Despite being known as the "Sunshine State," Florida lags behind others parts of the country when it comes to generating electricity through solar power. Florida is the third largest state by population in the U.S., but when it comes to harnessing the power of the sun, it's out-shined by states like California, Nevada, Massachusetts, and New Jersey.

Wikimedia Commons

Florida Power and Light announced Monday that it plans to build eight solar generators by early 2018. The plants will increase the company's solar capacity to nearly 1000 megawatts. 

Fl Power & Light Accelerates Plans To Add Solar Power

Feb 20, 2017
Photo Courtesy Florida Power & Light

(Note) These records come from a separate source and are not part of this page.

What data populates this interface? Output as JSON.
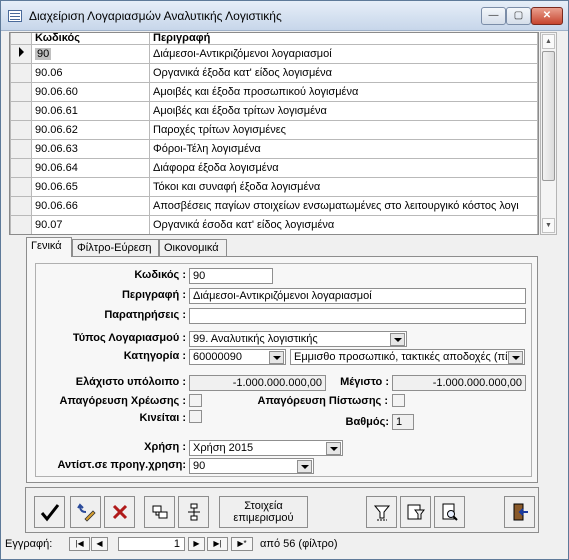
{
  "window": {
    "title": "Διαχείριση Λογαριασμών Αναλυτικής Λογιστικής",
    "min": "—",
    "max": "▢",
    "close": "✕"
  },
  "grid": {
    "headers": [
      "Κωδικός",
      "Περιγραφή"
    ],
    "rows": [
      {
        "code": "90",
        "desc": "Διάμεσοι-Αντικριζόμενοι λογαριασμοί"
      },
      {
        "code": "90.06",
        "desc": "Οργανικά έξοδα κατ' είδος λογισμένα"
      },
      {
        "code": "90.06.60",
        "desc": "Αμοιβές και έξοδα προσωπικού λογισμένα"
      },
      {
        "code": "90.06.61",
        "desc": "Αμοιβές και έξοδα τρίτων λογισμένα"
      },
      {
        "code": "90.06.62",
        "desc": "Παροχές τρίτων λογισμένες"
      },
      {
        "code": "90.06.63",
        "desc": "Φόροι-Τέλη λογισμένα"
      },
      {
        "code": "90.06.64",
        "desc": "Διάφορα έξοδα λογισμένα"
      },
      {
        "code": "90.06.65",
        "desc": "Τόκοι και συναφή έξοδα λογισμένα"
      },
      {
        "code": "90.06.66",
        "desc": "Αποσβέσεις παγίων στοιχείων ενσωματωμένες στο λειτουργικό κόστος λογι"
      },
      {
        "code": "90.07",
        "desc": "Οργανικά έσοδα κατ' είδος λογισμένα"
      }
    ]
  },
  "tabs": [
    "Γενικά",
    "Φίλτρο-Εύρεση",
    "Οικονομικά"
  ],
  "form": {
    "code_label": "Κωδικός :",
    "code": "90",
    "desc_label": "Περιγραφή :",
    "desc": "Διάμεσοι-Αντικριζόμενοι λογαριασμοί",
    "notes_label": "Παρατηρήσεις :",
    "notes": "",
    "type_label": "Τύπος Λογαριασμού :",
    "type": "99. Αναλυτικής λογιστικής",
    "category_label": "Κατηγορία :",
    "category_code": "60000090",
    "category_desc": "Εμμισθο προσωπικό, τακτικές αποδοχές (πί",
    "min_label": "Ελάχιστο υπόλοιπο :",
    "min": "-1.000.000.000,00",
    "max_label": "Μέγιστο :",
    "max": "-1.000.000.000,00",
    "debit_block_label": "Απαγόρευση Χρέωσης :",
    "credit_block_label": "Απαγόρευση Πίστωσης :",
    "moves_label": "Κινείται :",
    "degree_label": "Βαθμός:",
    "degree": "1",
    "year_label": "Χρήση :",
    "year": "Χρήση 2015",
    "prev_label": "Αντίστ.σε προηγ.χρηση:",
    "prev": "90"
  },
  "toolbar": {
    "details_line1": "Στοιχεία",
    "details_line2": "επιμερισμού"
  },
  "status": {
    "record_label": "Εγγραφή:",
    "current": "1",
    "total_text": "από  56 (φίλτρο)"
  },
  "colors": {
    "close_button": "#c7452f",
    "titlebar": "#c7d6ea"
  }
}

Florida's largest electric utility intends to double its solar-energy plans for the coming year, leading solar proponents to praise the announcement --- and say they would like to see more.

A month after outlining plans to build four solar plants this year, Florida Power & Light on Monday said it will put up eight such facilities by early 2018.

The company anticipates the plants --- combining to create nearly 600 megawatts of power, enough for about 120,000 homes at peak production --- will save customers "millions" over the lifetime of each center.

Ikea

Florida voters recently rejected Amendment 1, which would have restricted the reselling of energy produced by solar panels to electric companies - a process known as net metering. But despite being one of the nation's sunniest states, Florida lags behind other states when it comes to solar capacity.

According to a new report by the environmental advocacy organization Environment Florida, Florida ranks third in the nation for the number of potential solar panels, but is 16th in energy derived from the sun.

Another Florida icon is joining Key West troubadour Jimmy Buffett in the anti-Amendment 1 camp.

Mark Schreiner / WUSF 89.7 News

Florida is called the “Sunshine State,” but we don’t really live up to the name when it comes to solar power.

Research by the Solar Energy Industries Association shows that while we’re third in the nation for rooftop solar potential, we’re 14th when it comes to solar capacity that’s actually been installed.

The University of South Florida is trying to change that, with ground-breaking research and solar installations at both the Tampa and Saint Petersburg campuses.

Mark Schreiner / WUSF 89.7 News

Florida is called the “Sunshine State,” but we don’t really live up to the name when it comes to solar power.

Research by the Solar Energy Industries Association shows that while we’re third in the nation for rooftop solar potential, we’re 14th when it comes to solar capacity that’s actually been installed.

The University of South Florida is trying to change that, with ground-breaking research and solar installations at both the Tampa and Saint Petersburg campuses.